- Dataset rows describing interfaces:
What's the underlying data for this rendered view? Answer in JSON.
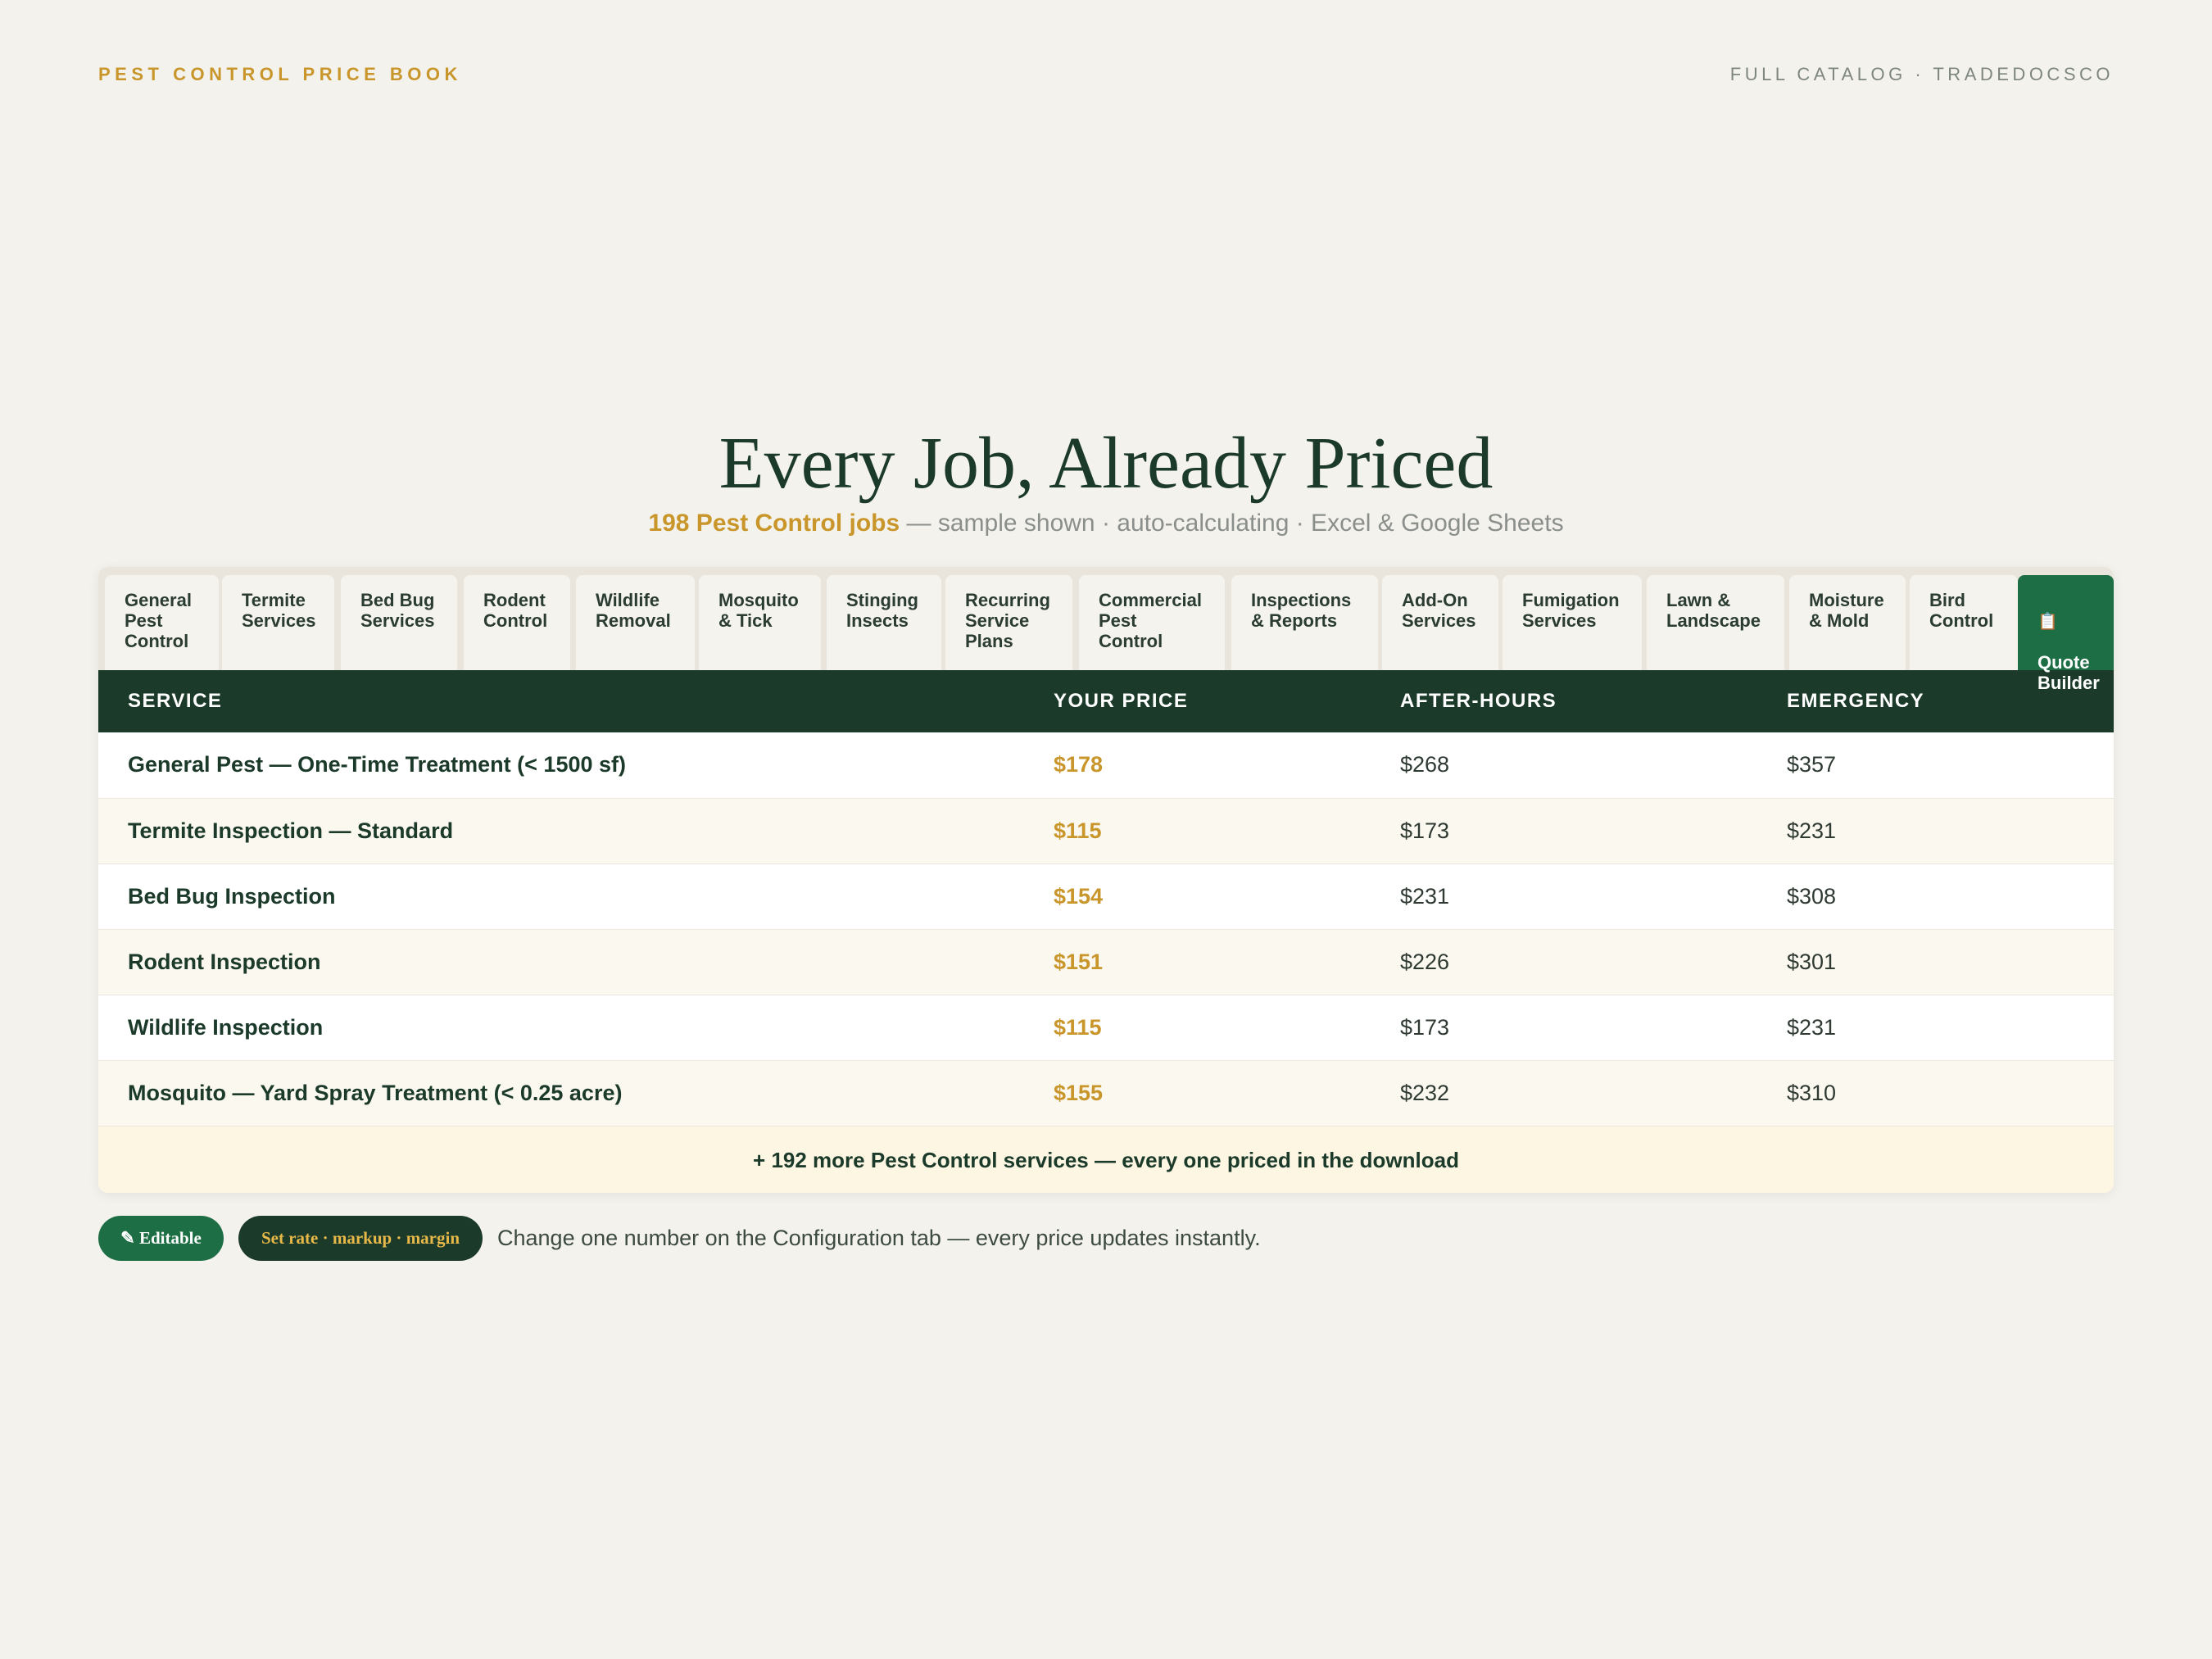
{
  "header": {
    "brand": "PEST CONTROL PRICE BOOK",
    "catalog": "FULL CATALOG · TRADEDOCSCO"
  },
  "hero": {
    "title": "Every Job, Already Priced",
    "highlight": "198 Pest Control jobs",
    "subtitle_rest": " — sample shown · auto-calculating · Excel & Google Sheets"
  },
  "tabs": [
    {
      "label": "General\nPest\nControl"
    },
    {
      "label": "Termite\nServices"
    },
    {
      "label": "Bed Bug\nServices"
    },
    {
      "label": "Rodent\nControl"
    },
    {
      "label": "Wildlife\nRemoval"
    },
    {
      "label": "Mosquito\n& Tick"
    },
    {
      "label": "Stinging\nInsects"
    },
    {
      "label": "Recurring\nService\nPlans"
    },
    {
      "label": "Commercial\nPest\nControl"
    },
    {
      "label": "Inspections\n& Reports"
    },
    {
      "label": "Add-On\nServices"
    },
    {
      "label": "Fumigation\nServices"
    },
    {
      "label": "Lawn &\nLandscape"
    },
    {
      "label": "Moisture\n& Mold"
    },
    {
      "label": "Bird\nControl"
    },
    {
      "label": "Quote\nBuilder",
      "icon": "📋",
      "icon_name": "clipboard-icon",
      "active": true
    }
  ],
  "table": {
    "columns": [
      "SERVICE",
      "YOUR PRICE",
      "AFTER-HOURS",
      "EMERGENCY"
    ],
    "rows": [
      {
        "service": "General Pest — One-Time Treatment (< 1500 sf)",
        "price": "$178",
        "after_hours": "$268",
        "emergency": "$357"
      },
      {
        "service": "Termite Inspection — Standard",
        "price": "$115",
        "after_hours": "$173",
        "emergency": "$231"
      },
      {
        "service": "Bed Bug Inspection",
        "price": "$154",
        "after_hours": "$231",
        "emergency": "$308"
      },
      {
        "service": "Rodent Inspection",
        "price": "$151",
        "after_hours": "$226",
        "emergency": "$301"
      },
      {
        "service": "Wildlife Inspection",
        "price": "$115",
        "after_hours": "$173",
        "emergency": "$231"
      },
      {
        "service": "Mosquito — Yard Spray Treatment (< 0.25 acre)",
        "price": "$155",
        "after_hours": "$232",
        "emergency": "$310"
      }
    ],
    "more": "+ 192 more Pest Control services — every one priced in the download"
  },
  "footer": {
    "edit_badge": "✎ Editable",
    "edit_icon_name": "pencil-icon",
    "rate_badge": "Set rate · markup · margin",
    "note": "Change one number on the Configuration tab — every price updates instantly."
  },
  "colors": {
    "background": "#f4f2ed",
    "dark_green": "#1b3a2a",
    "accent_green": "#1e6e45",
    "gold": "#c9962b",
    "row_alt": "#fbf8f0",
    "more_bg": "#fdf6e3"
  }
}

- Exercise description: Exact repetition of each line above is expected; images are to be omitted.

- Finished task:
What's the underlying data for this rendered view? Answer in JSON.
{
  "header": {
    "brand": "PEST CONTROL PRICE BOOK",
    "catalog": "FULL CATALOG · TRADEDOCSCO"
  },
  "hero": {
    "title": "Every Job, Already Priced",
    "highlight": "198 Pest Control jobs",
    "subtitle_rest": " — sample shown · auto-calculating · Excel & Google Sheets"
  },
  "tabs": [
    {
      "label": "General\nPest\nControl"
    },
    {
      "label": "Termite\nServices"
    },
    {
      "label": "Bed Bug\nServices"
    },
    {
      "label": "Rodent\nControl"
    },
    {
      "label": "Wildlife\nRemoval"
    },
    {
      "label": "Mosquito\n& Tick"
    },
    {
      "label": "Stinging\nInsects"
    },
    {
      "label": "Recurring\nService\nPlans"
    },
    {
      "label": "Commercial\nPest\nControl"
    },
    {
      "label": "Inspections\n& Reports"
    },
    {
      "label": "Add-On\nServices"
    },
    {
      "label": "Fumigation\nServices"
    },
    {
      "label": "Lawn &\nLandscape"
    },
    {
      "label": "Moisture\n& Mold"
    },
    {
      "label": "Bird\nControl"
    },
    {
      "label": "Quote\nBuilder",
      "icon": "📋",
      "icon_name": "clipboard-icon",
      "active": true
    }
  ],
  "table": {
    "columns": [
      "SERVICE",
      "YOUR PRICE",
      "AFTER-HOURS",
      "EMERGENCY"
    ],
    "rows": [
      {
        "service": "General Pest — One-Time Treatment (< 1500 sf)",
        "price": "$178",
        "after_hours": "$268",
        "emergency": "$357"
      },
      {
        "service": "Termite Inspection — Standard",
        "price": "$115",
        "after_hours": "$173",
        "emergency": "$231"
      },
      {
        "service": "Bed Bug Inspection",
        "price": "$154",
        "after_hours": "$231",
        "emergency": "$308"
      },
      {
        "service": "Rodent Inspection",
        "price": "$151",
        "after_hours": "$226",
        "emergency": "$301"
      },
      {
        "service": "Wildlife Inspection",
        "price": "$115",
        "after_hours": "$173",
        "emergency": "$231"
      },
      {
        "service": "Mosquito — Yard Spray Treatment (< 0.25 acre)",
        "price": "$155",
        "after_hours": "$232",
        "emergency": "$310"
      }
    ],
    "more": "+ 192 more Pest Control services — every one priced in the download"
  },
  "footer": {
    "edit_badge": "✎ Editable",
    "edit_icon_name": "pencil-icon",
    "rate_badge": "Set rate · markup · margin",
    "note": "Change one number on the Configuration tab — every price updates instantly."
  },
  "colors": {
    "background": "#f4f2ed",
    "dark_green": "#1b3a2a",
    "accent_green": "#1e6e45",
    "gold": "#c9962b",
    "row_alt": "#fbf8f0",
    "more_bg": "#fdf6e3"
  }
}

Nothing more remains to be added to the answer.